Published November 30 2012
City suing Fort Noks owner for parking lot not meeting city standards
The civil lawsuit was filed late Thursday in Cass County District Court against 52 Broadway LLC, the business entity of Fort Noks Bar of Gold owner Rick Engen.
For years, city officials have pushed for Engen to develop his 12,544-square-foot lot north of the bar. The gravel lot has been vacant since after an April 30, 2000, fire destroyed three buildings on the property.
Fargo Planning Director Jim Gilmour said city planners want Engen to develop the lot or sell it to someone else, adding that the city has received complaints about the lot’s appearance.
“We’d really like to see a project there, and in the interim, if he’s going to use it, he needs to comply with the law like everyone else has to,” Gilmour said Friday.
Engen bought a portion of the lot from the city’s Housing and Redevelopment Authority. As part of the deed transfer in March 2004, Engen agreed to a restrictive covenant that, “The use of the property shall be consistent with the DMU (Downtown Mixed Use) of Fargo, the Land Development Code and the Renaissance Zone Development Plan,” the lawsuit states.
The lawsuit claims Engen’s unlit, unfenced, gravel parking lot violates the covenant.

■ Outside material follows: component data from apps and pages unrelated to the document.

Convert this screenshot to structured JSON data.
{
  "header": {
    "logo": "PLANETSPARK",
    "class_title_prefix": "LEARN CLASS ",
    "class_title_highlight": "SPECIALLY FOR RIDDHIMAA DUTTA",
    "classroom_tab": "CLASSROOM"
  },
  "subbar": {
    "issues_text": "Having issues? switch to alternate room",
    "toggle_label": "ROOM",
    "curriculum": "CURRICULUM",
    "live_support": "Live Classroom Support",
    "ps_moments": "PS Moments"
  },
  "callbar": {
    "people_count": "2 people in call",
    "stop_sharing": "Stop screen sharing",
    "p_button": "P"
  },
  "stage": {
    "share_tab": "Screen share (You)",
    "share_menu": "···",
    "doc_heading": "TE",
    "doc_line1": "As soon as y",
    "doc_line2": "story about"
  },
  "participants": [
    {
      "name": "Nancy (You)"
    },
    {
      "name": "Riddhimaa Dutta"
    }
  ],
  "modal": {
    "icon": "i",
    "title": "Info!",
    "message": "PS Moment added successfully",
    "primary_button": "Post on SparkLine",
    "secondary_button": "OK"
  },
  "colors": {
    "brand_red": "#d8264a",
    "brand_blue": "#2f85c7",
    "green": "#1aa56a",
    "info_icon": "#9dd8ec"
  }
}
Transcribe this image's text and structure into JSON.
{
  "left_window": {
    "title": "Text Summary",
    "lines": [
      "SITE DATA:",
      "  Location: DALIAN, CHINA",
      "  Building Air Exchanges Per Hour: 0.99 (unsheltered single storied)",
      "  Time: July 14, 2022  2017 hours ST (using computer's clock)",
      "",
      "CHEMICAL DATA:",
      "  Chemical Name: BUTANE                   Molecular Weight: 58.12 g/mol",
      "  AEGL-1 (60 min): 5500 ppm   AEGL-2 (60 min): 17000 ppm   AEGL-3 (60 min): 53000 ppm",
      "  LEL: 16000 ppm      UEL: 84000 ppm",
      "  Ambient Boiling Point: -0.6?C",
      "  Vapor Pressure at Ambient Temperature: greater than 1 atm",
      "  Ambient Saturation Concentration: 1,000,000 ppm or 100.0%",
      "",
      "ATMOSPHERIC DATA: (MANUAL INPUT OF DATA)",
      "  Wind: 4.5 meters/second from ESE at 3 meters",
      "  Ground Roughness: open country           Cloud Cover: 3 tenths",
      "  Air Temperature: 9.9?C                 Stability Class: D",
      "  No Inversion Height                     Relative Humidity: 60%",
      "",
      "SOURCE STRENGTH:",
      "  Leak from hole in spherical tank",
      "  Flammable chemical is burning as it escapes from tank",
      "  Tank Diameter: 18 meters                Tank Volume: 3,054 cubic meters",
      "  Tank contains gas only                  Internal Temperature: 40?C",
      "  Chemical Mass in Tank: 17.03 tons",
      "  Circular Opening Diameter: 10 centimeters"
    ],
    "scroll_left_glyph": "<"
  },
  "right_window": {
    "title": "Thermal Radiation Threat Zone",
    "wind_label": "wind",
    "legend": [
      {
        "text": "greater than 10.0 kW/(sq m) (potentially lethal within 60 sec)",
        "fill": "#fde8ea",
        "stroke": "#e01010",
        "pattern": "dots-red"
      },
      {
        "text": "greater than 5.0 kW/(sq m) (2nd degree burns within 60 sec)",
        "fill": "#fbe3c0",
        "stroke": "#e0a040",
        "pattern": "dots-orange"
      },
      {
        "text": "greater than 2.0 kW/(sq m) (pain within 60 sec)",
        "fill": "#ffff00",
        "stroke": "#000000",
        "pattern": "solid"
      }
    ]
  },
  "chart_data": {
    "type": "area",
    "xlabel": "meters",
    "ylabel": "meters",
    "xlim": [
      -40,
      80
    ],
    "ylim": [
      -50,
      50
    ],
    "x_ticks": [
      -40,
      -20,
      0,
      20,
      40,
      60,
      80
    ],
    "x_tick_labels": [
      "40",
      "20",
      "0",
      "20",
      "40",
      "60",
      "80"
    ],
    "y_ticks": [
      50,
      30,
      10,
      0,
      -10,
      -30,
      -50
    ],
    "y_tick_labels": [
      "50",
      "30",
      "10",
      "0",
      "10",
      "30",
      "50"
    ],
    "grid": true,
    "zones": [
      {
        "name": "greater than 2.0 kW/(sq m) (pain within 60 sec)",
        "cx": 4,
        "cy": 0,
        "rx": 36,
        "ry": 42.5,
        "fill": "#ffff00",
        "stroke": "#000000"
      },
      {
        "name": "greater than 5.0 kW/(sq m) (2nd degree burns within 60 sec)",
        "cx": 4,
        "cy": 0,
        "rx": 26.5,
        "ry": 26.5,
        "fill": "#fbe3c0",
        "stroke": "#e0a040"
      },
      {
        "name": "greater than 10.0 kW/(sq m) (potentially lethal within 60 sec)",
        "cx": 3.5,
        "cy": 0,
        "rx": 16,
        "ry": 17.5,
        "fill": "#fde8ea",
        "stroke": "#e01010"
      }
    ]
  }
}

The city is asking the court to require Engen to bring the property up to city standards and to award the city costs and disbursements.
Engen said Friday that he had a Renaissance Zone project approved for the property, but “the economy took a pullback.”
The project, which was approved by the Renaissance Zone Authority in 2002, called for a three-story building with commercial and office space on the upper two floors and retail on the main floor.
Engen said a problem with the property is that the city didn’t engineer the fill after the burned buildings were demolished. As a result, he said he’s had to haul in dozens of truckloads of dirt over the years to keep the settling lot level.
He said he doesn’t want to have to dig up the lot, put in engineered fill and pave over it just to have to tear it up again when the lot is eventually developed.
“I’m the only owner of the property, so it’s just my resources funding this,” he said.
Gilmour didn’t dispute that the fill may not have been engineered.
“But unless you know the end use, you don’t know what kind of fill to put in. And so we would prefer to put a building there and prefer to see it excavated,” he said.
The lawsuit claims Engen “has refused to take any action,” despite the city sending him letters in June, July and August 2011 demanding that he bring the lot up to code and requesting that he “cease the operation of the parking lot in its non-conforming manner.”
Engen was served with the summons and complaint on Feb. 2. Since then, his attorney has been working with Ron McLean, an outside attorney hired by the city, to try to resolve the matter, said Fargo City Attorney Erik Johnson.
Johnson said he isn’t sure what triggered the lawsuit’s filing on Thursday. McLean couldn’t be reached for comment.
Engen referred questions about his response to the lawsuit to his attorney, who was out of the office Friday.
Engen said he uses about half of the parking spaces for his business and tenants in the 101-year-old Fargo National Bank building that houses Fort Noks. He said he leases the rest of the spaces to downtown business people.
Engen has served on the Parking Commission since 2002. When he was reappointed in November 2010, City Commissioner Brad Wimmer cast the lone dissenting vote, saying he had concerns about Engen serving on the Parking Commission while negotiations were taking place regarding the parking lot.
City Commissioner Mike Williams, who serves on the Parking Commission with Engen, said Engen would recuse himself from voting when the topic came up, according to the minutes of the Nov. 1, 2010, meeting.
Engen’s term on the Parking Commission expires June 30.
Readers can reach Forum reporter Mike Nowatzki at (701) 241-5528